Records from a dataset
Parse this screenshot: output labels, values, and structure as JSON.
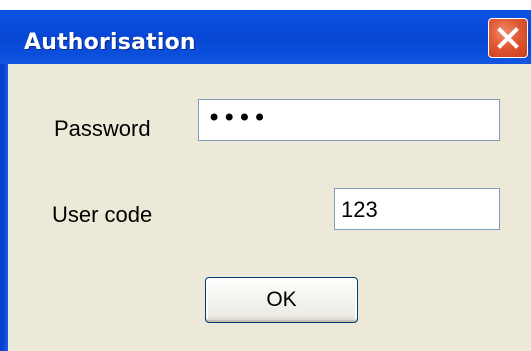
{
  "window": {
    "title": "Authorisation",
    "close_icon": "close-icon"
  },
  "form": {
    "password_label": "Password",
    "password_value": "••••",
    "user_code_label": "User code",
    "user_code_value": "123"
  },
  "buttons": {
    "ok_label": "OK"
  },
  "colors": {
    "titlebar": "#0a4fe0",
    "client_background": "#ece9d8",
    "close_button": "#e05a34",
    "field_border": "#7f9db9"
  }
}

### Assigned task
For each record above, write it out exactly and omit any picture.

### Task result
Parse this screenshot: output labels, values, and structure as JSON.
{
  "window": {
    "title": "Authorisation",
    "close_icon": "close-icon"
  },
  "form": {
    "password_label": "Password",
    "password_value": "••••",
    "user_code_label": "User code",
    "user_code_value": "123"
  },
  "buttons": {
    "ok_label": "OK"
  },
  "colors": {
    "titlebar": "#0a4fe0",
    "client_background": "#ece9d8",
    "close_button": "#e05a34",
    "field_border": "#7f9db9"
  }
}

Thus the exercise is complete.